╭──

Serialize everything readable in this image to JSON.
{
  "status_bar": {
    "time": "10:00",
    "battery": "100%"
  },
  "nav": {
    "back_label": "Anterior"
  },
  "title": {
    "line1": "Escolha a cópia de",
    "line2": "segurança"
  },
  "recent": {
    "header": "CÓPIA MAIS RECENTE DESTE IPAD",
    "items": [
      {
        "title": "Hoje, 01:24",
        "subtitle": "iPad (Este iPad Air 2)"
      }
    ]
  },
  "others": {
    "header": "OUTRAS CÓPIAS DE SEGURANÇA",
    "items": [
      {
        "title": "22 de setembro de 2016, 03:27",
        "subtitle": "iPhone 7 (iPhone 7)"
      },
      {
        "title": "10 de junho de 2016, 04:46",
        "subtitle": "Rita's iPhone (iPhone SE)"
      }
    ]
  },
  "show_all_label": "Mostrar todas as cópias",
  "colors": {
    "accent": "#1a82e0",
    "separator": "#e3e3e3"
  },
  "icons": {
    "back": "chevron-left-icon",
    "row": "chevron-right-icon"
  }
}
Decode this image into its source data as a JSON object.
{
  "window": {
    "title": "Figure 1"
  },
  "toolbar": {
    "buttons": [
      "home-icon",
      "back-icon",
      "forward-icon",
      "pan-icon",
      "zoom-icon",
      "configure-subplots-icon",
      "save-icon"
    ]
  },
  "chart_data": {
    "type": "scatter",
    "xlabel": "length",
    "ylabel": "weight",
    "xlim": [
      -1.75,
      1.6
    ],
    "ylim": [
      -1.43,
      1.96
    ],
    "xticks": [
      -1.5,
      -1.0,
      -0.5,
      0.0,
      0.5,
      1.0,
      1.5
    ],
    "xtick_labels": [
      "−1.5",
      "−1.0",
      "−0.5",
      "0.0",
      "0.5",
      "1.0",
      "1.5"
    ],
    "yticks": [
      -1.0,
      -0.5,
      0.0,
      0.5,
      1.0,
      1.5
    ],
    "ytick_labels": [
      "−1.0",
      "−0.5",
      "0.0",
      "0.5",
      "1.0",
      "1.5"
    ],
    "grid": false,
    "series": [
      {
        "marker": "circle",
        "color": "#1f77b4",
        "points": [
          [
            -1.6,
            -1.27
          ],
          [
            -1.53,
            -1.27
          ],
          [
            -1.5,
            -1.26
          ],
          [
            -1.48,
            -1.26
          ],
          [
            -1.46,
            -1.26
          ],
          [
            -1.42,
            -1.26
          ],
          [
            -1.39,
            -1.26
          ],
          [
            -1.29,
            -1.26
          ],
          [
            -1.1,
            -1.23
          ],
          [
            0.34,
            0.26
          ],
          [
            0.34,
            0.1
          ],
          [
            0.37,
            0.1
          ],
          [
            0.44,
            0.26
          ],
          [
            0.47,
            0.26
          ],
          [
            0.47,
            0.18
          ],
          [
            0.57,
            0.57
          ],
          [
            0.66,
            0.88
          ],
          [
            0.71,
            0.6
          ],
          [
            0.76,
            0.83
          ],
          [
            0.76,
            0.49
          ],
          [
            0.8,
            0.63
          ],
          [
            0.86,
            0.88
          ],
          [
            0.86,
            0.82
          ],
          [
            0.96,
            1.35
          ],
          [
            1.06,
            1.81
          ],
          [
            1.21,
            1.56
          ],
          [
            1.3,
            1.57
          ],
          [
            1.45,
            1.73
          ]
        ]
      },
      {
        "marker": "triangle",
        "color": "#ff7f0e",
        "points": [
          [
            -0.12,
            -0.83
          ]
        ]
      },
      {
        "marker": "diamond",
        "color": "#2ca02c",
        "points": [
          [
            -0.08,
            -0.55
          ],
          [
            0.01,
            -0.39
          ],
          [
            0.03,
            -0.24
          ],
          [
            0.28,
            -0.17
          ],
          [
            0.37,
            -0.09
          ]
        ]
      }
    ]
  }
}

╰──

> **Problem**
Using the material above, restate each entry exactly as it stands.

> **Result of the task**
Serialize everything readable in this image to JSON.
{
  "status_bar": {
    "time": "10:00",
    "battery": "100%"
  },
  "nav": {
    "back_label": "Anterior"
  },
  "title": {
    "line1": "Escolha a cópia de",
    "line2": "segurança"
  },
  "recent": {
    "header": "CÓPIA MAIS RECENTE DESTE IPAD",
    "items": [
      {
        "title": "Hoje, 01:24",
        "subtitle": "iPad (Este iPad Air 2)"
      }
    ]
  },
  "others": {
    "header": "OUTRAS CÓPIAS DE SEGURANÇA",
    "items": [
      {
        "title": "22 de setembro de 2016, 03:27",
        "subtitle": "iPhone 7 (iPhone 7)"
      },
      {
        "title": "10 de junho de 2016, 04:46",
        "subtitle": "Rita's iPhone (iPhone SE)"
      }
    ]
  },
  "show_all_label": "Mostrar todas as cópias",
  "colors": {
    "accent": "#1a82e0",
    "separator": "#e3e3e3"
  },
  "icons": {
    "back": "chevron-left-icon",
    "row": "chevron-right-icon"
  }
}
Decode this image into its source data as a JSON object.
{
  "window": {
    "title": "Figure 1"
  },
  "toolbar": {
    "buttons": [
      "home-icon",
      "back-icon",
      "forward-icon",
      "pan-icon",
      "zoom-icon",
      "configure-subplots-icon",
      "save-icon"
    ]
  },
  "chart_data": {
    "type": "scatter",
    "xlabel": "length",
    "ylabel": "weight",
    "xlim": [
      -1.75,
      1.6
    ],
    "ylim": [
      -1.43,
      1.96
    ],
    "xticks": [
      -1.5,
      -1.0,
      -0.5,
      0.0,
      0.5,
      1.0,
      1.5
    ],
    "xtick_labels": [
      "−1.5",
      "−1.0",
      "−0.5",
      "0.0",
      "0.5",
      "1.0",
      "1.5"
    ],
    "yticks": [
      -1.0,
      -0.5,
      0.0,
      0.5,
      1.0,
      1.5
    ],
    "ytick_labels": [
      "−1.0",
      "−0.5",
      "0.0",
      "0.5",
      "1.0",
      "1.5"
    ],
    "grid": false,
    "series": [
      {
        "marker": "circle",
        "color": "#1f77b4",
        "points": [
          [
            -1.6,
            -1.27
          ],
          [
            -1.53,
            -1.27
          ],
          [
            -1.5,
            -1.26
          ],
          [
            -1.48,
            -1.26
          ],
          [
            -1.46,
            -1.26
          ],
          [
            -1.42,
            -1.26
          ],
          [
            -1.39,
            -1.26
          ],
          [
            -1.29,
            -1.26
          ],
          [
            -1.1,
            -1.23
          ],
          [
            0.34,
            0.26
          ],
          [
            0.34,
            0.1
          ],
          [
            0.37,
            0.1
          ],
          [
            0.44,
            0.26
          ],
          [
            0.47,
            0.26
          ],
          [
            0.47,
            0.18
          ],
          [
            0.57,
            0.57
          ],
          [
            0.66,
            0.88
          ],
          [
            0.71,
            0.6
          ],
          [
            0.76,
            0.83
          ],
          [
            0.76,
            0.49
          ],
          [
            0.8,
            0.63
          ],
          [
            0.86,
            0.88
          ],
          [
            0.86,
            0.82
          ],
          [
            0.96,
            1.35
          ],
          [
            1.06,
            1.81
          ],
          [
            1.21,
            1.56
          ],
          [
            1.3,
            1.57
          ],
          [
            1.45,
            1.73
          ]
        ]
      },
      {
        "marker": "triangle",
        "color": "#ff7f0e",
        "points": [
          [
            -0.12,
            -0.83
          ]
        ]
      },
      {
        "marker": "diamond",
        "color": "#2ca02c",
        "points": [
          [
            -0.08,
            -0.55
          ],
          [
            0.01,
            -0.39
          ],
          [
            0.03,
            -0.24
          ],
          [
            0.28,
            -0.17
          ],
          [
            0.37,
            -0.09
          ]
        ]
      }
    ]
  }
}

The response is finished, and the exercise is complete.